We are a small team with limited resources trying to build and support a community around making scholarship public. We are open to plugins supporting payment methods beyond PayPal, but realistically this is most likely to come from either an interested development partner, or from sponsored development, or from the payment vendor’s developers.

Speaking as part of the PKP Technical Committee, we aim to make the process and the platform free/libre and open. Remember, though, that there are multiple perspectives and interests here. For example, you are clearly very interested in reader payments; but this section of the code is very foreign to me, as this is not a priority for my university. Nevertheless, we’re all trying to contribute together, for the best.

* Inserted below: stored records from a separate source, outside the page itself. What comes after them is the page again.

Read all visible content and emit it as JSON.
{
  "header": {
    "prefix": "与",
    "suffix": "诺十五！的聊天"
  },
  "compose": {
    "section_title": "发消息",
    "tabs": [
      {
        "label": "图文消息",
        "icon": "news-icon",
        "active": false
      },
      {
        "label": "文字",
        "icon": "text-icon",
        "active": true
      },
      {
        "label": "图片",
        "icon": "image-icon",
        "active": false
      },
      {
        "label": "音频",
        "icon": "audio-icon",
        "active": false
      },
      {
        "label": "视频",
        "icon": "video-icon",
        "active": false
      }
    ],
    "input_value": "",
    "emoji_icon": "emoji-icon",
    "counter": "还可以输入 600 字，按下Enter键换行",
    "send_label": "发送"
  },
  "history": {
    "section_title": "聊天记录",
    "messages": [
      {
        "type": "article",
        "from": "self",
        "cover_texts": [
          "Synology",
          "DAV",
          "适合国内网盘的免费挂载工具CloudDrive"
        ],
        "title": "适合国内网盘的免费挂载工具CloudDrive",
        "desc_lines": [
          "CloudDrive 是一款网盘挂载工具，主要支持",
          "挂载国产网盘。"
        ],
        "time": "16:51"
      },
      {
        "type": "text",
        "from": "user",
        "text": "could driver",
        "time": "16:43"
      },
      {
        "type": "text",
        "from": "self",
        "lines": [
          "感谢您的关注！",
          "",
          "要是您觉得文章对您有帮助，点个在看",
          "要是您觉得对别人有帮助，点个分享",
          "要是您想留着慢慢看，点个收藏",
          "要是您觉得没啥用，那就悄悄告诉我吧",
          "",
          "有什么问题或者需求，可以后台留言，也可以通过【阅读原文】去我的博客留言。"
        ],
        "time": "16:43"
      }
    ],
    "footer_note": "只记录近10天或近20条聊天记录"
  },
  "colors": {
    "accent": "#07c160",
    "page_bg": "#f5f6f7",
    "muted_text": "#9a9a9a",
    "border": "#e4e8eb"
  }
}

Me frustrated? lol Nah, I’m not the one who replies to a 2-liner with four paragraphs of text. And I’m not the one who suddenly returned from “a few weeks” off within hours after the main question was asked.

And the main question is… To recap, a wise man once said: “When in doubt, follow the money!” - so I think I’ve seen enough over the past few months to conclude that PayPal is probably behind this project, one way or another. Don’t take me wrong, it’s a nice looking project, but minus PayPal. With PayPal/lack of transparency (and you guys making sure it’s just PayPal and nothing else - not even manual payments), it’s not a project but a Trojan Horse made by PayPal Inc. to get behind the enemy lines, in what must look to PayPal as a little new business adventure. Simple as that. Real motivation usually is best hidden in plain sight.

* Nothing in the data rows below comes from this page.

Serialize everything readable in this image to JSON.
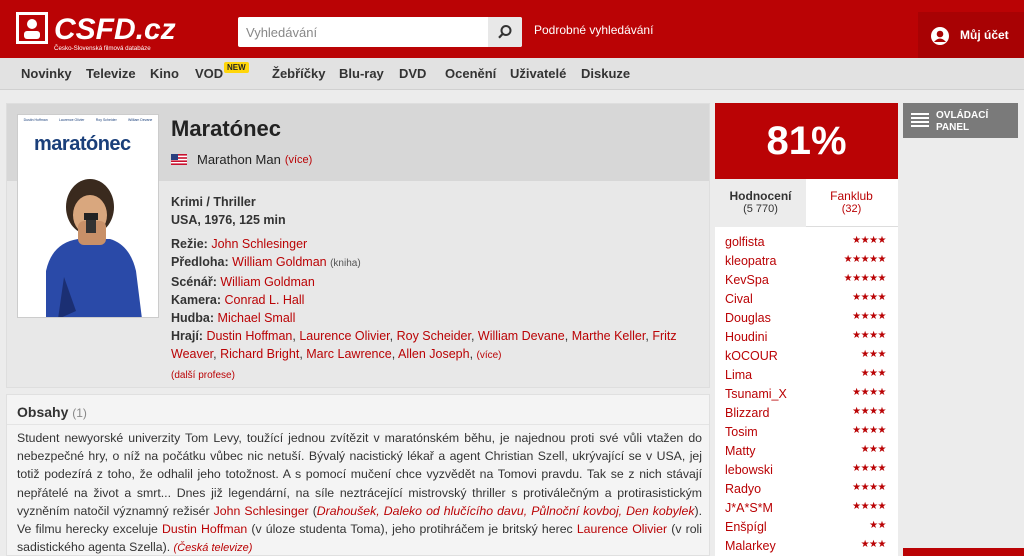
{
  "header": {
    "logo_text": "CSFD.cz",
    "logo_sub": "Česko-Slovenská filmová databáze",
    "search_placeholder": "Vyhledávání",
    "advanced_search": "Podrobné vyhledávání",
    "account": "Můj účet",
    "brand_color": "#ba0305"
  },
  "nav": {
    "items": [
      "Novinky",
      "Televize",
      "Kino",
      "VOD",
      "Žebříčky",
      "Blu-ray",
      "DVD",
      "Ocenění",
      "Uživatelé",
      "Diskuze"
    ],
    "new_badge": "NEW"
  },
  "film": {
    "poster_title": "maratónec",
    "poster_cast": [
      "Dustin Hoffman",
      "Laurence Olivier",
      "Roy Scheider",
      "William Devane"
    ],
    "title": "Maratónec",
    "original_title": "Marathon Man",
    "original_more": "(více)",
    "genres": "Krimi / Thriller",
    "origin": "USA, 1976, 125 min",
    "director_label": "Režie:",
    "director": "John Schlesinger",
    "source_label": "Předloha:",
    "source": "William Goldman",
    "source_note": "(kniha)",
    "screenplay_label": "Scénář:",
    "screenplay": "William Goldman",
    "camera_label": "Kamera:",
    "camera": "Conrad L. Hall",
    "music_label": "Hudba:",
    "music": "Michael Small",
    "cast_label": "Hrají:",
    "cast": [
      "Dustin Hoffman",
      "Laurence Olivier",
      "Roy Scheider",
      "William Devane",
      "Marthe Keller",
      "Fritz Weaver",
      "Richard Bright",
      "Marc Lawrence",
      "Allen Joseph"
    ],
    "cast_more": "(více)",
    "more_professions": "(další profese)"
  },
  "plot": {
    "title": "Obsahy",
    "count": "(1)",
    "p1": "Student newyorské univerzity Tom Levy, toužící jednou zvítězit v maratónském běhu, je najednou proti své vůli vtažen do nebezpečné hry, o níž na počátku vůbec nic netuší. Bývalý nacistický lékař a agent Christian Szell, ukrývající se v USA, jej totiž podezírá z toho, že odhalil jeho totožnost. A s pomocí mučení chce vyzvědět na Tomovi pravdu. Tak se z nich stávají nepřátelé na život a smrt... Dnes již legendární, na síle neztrácející mistrovský thriller s protiválečným a protirasistickým vyzněním natočil významný režisér ",
    "director": "John Schlesinger",
    "p2": " (",
    "films": "Drahoušek, Daleko od hlučícího davu, Půlnoční kovboj, Den kobylek",
    "p3": "). Ve filmu herecky exceluje ",
    "actor1": "Dustin Hoffman",
    "p4": " (v úloze studenta Toma), jeho protihráčem je britský herec ",
    "actor2": "Laurence Olivier",
    "p5": " (v roli sadistického agenta Szella). ",
    "source": "(Česká televize)"
  },
  "rating": {
    "score": "81%",
    "tab_ratings": "Hodnocení",
    "tab_ratings_count": "(5 770)",
    "tab_fanclub": "Fanklub",
    "tab_fanclub_count": "(32)",
    "users": [
      {
        "name": "golfista",
        "stars": "★★★★"
      },
      {
        "name": "kleopatra",
        "stars": "★★★★★"
      },
      {
        "name": "KevSpa",
        "stars": "★★★★★"
      },
      {
        "name": "Cival",
        "stars": "★★★★"
      },
      {
        "name": "Douglas",
        "stars": "★★★★"
      },
      {
        "name": "Houdini",
        "stars": "★★★★"
      },
      {
        "name": "kOCOUR",
        "stars": "★★★"
      },
      {
        "name": "Lima",
        "stars": "★★★"
      },
      {
        "name": "Tsunami_X",
        "stars": "★★★★"
      },
      {
        "name": "Blizzard",
        "stars": "★★★★"
      },
      {
        "name": "Tosim",
        "stars": "★★★★"
      },
      {
        "name": "Matty",
        "stars": "★★★"
      },
      {
        "name": "lebowski",
        "stars": "★★★★"
      },
      {
        "name": "Radyo",
        "stars": "★★★★"
      },
      {
        "name": "J*A*S*M",
        "stars": "★★★★"
      },
      {
        "name": "Enšpígl",
        "stars": "★★"
      },
      {
        "name": "Malarkey",
        "stars": "★★★"
      }
    ]
  },
  "control_panel": {
    "line1": "OVLÁDACÍ",
    "line2": "PANEL"
  }
}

After all, the fast-growing industry of 30,000+ academic journals is a new market that a finance business like PayPal would love to tap into. And they did, didn’t they? I mean, 2+ million articles per year times all the fees, royalties, intellectual property gray areas and so on - makes for some head-spinning amounts of cash. It’s in the tens of billions, annually. Imagine if all that spilled into PayPal’s purse, slowly but surely, under the auspices of the humanitarian, open society, equality for all (except when it comes to dough), blah blah… Not to mention 10s if not 100s of millions tahat PKP already placed into the PayPal bank accounts starting from OJS2 - was it a decade ago? All while you guys play the Oh-We’re-So-Poor-Practically-Homeless-Developers-Who-Do-This-Out-Of-Kindness-From-Our-Hearts, Mother-Theresa type of gig…

Don’t bother showing me the exit. I already requested that my account be closed.

Happy trails. Sorry you seem to be exiting on a sour note.

You, or any future readers, can “follow the money” for PKP with our public Annual Reports, available here:
https://pkp.sfu.ca/about/organization/

If PayPal is secretly funding us, they are doing a spectacular job hiding it, and we are doing a terrible job setting them up for a windfall of the scholcomm market with our commitment to reimagining scholarly publication as a cooperative and open endeavor.